Another top NATO general is going on the record about our success in Afghanistan, though you are unlikely to hear about such things from the mainstream media that prefer a narrative of failure.
Last week I reported that comments from Army Gen. Dan McNeill, the U.S. commander of NATO forces in Afghanistan went nearly unreported in the US media.
The General claimed that the rise in violence in Afghanistan was not an indication of Taliban resurgence but of increasing NATO aggressiveness. In short, that we are winning, albeit there are challenges ahead. There is no need to detail the challenges here because the liberal media works overtime to do that anyway.
This week, Gen. Michel Gauthier, who is commander of all Canadian forces overseas, spoke out as detailed in this excellent piece from the Toronto Globe and Mail, by Graeme Smith. The General said that where his forces are concentrated, in the populated areas in and around Kandahar, there is no question that they are winning.
Graeme Smith writes:
The assertion that Canadian forces have created a bright spot amid the darkening security picture in southern Afghanistan represents the military's first detailed response to several academic reports in recent months that have described NATO as losing the war.
For a second time in as many weeks a senior commander came out and said that there is a misperception about what the situation is in Afghanistan. General Gauthier speaks directly to it:
Along with looking at the level of violence, Gen. Gauthier also suggested that his troops have carved out a foothold for reconstruction and development in Kandahar. But a journalist pointed out that many aid agencies have withdrawn their non-essential staff from Kandahar in recent weeks, fearing a rise in Taliban activity.
"Right," the commander replied. "And I suppose we need to find a way to deal with the perception issue, because it's all about perception."
In fact, the General says violence in the Kandahar zone decreased last year, although Canadian forces have one of the most difficult missions in Afghanistan. While there is still fighting, and most likely will be for some time, things are improving in Afghanistan despite the impression created by think tank studies and most media reporting. This "resurgent Taliban" template is not only inaccurate but it is hurting the support for the mission and worsening the situation by driving aid organisations away from people who badly need the help.
Another point of interest is that the General notes that some police stations were overrun last year but quickly retaken. I have observed that when a position in Afghanistan gets overrun it generates an avalanche of media reports. Usually, when NATO forces retake the site within days it generates almost no press. This creates the impression of a Taliban simply gobbling up Afghanistan when the fact is they are losing ground.
Such biased media reporting is not only hurting US national security, it is hurting the innocents in Afghanistan. It is time for President Bush to come out of hiding and take the case directly to the American people. The President must lead by letting his senior military officials speak to the people directly to dispel this "losing in Afghanistan" media myth.

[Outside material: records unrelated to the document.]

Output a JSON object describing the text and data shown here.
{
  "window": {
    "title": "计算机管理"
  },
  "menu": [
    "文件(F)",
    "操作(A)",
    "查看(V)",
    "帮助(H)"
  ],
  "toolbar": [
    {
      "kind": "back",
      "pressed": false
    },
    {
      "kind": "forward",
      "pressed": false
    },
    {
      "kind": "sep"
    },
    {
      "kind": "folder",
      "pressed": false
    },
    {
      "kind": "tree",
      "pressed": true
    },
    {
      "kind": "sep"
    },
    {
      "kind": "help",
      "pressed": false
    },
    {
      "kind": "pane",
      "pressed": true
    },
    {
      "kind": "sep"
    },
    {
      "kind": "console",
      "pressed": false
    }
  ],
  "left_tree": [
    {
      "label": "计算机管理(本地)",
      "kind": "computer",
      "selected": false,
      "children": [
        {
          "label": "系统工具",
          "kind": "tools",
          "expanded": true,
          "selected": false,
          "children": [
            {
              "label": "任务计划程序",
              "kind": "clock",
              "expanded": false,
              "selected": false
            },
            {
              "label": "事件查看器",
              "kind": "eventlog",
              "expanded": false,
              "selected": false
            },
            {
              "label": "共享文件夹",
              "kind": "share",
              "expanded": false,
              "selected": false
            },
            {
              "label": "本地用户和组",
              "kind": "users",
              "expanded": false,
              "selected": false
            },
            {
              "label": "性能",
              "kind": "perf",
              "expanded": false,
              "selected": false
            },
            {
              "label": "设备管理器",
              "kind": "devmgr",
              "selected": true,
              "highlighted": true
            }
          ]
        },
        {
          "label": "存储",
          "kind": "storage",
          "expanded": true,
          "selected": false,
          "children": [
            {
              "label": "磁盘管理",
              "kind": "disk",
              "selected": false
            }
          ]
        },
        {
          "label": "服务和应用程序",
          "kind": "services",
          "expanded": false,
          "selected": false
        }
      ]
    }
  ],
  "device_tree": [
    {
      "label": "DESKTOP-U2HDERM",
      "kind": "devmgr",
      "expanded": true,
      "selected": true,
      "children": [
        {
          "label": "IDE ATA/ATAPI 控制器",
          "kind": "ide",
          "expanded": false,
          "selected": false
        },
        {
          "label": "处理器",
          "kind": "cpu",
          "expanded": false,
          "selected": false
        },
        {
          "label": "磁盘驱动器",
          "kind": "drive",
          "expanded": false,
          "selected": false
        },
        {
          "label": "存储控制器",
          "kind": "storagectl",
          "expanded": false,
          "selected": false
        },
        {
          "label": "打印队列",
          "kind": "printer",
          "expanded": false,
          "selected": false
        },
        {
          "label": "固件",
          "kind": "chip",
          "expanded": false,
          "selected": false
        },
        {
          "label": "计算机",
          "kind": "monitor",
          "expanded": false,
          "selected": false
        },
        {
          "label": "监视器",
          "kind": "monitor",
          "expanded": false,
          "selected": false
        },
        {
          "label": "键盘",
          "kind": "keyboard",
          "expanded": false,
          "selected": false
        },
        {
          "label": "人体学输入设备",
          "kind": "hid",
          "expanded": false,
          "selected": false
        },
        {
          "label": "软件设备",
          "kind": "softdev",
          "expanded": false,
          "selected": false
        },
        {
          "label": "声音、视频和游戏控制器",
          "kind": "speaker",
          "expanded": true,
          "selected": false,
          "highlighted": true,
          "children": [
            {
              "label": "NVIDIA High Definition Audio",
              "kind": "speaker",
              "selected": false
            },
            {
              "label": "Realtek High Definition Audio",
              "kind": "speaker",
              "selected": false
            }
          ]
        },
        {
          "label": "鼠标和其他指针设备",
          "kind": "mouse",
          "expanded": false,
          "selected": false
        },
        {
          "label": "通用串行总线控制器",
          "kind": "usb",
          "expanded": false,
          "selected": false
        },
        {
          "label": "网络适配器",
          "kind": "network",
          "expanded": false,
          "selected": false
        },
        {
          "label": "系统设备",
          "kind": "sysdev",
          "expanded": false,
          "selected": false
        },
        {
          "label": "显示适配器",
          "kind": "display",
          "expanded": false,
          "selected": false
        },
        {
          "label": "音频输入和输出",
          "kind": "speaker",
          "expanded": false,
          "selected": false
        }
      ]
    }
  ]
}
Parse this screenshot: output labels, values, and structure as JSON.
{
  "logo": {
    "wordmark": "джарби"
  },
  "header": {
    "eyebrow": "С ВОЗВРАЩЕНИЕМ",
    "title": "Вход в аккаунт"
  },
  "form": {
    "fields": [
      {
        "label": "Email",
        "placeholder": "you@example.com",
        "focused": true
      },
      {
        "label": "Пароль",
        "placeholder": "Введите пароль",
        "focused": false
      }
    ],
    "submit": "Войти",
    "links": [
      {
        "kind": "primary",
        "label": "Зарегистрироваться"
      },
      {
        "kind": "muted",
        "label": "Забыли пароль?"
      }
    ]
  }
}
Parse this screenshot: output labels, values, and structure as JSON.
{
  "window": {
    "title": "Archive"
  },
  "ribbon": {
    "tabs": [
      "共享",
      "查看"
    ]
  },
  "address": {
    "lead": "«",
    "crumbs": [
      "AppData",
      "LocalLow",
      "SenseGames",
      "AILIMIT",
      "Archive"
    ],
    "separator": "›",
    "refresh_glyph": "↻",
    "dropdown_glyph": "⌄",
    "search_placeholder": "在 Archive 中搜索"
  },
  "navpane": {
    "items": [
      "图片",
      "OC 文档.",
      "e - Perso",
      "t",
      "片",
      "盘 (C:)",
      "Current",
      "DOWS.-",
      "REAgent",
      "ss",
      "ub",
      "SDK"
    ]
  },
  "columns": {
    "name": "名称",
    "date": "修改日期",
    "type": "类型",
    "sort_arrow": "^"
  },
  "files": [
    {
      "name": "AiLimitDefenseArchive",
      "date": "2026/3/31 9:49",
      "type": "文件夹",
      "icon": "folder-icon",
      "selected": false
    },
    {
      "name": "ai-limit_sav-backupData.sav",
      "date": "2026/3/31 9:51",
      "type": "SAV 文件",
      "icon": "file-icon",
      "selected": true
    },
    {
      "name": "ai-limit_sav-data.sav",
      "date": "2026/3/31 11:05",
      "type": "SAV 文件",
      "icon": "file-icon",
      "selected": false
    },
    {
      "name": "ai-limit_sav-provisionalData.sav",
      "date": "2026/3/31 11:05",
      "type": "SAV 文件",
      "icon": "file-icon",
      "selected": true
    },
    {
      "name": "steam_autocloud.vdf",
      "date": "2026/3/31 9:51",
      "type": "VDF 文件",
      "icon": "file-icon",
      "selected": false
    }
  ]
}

General Petraeus did a phenomenal job of convincing Americans that the real situation in Iraq was not being told by the media. We need another Petraeus moment to build lagging support for Afghanistan.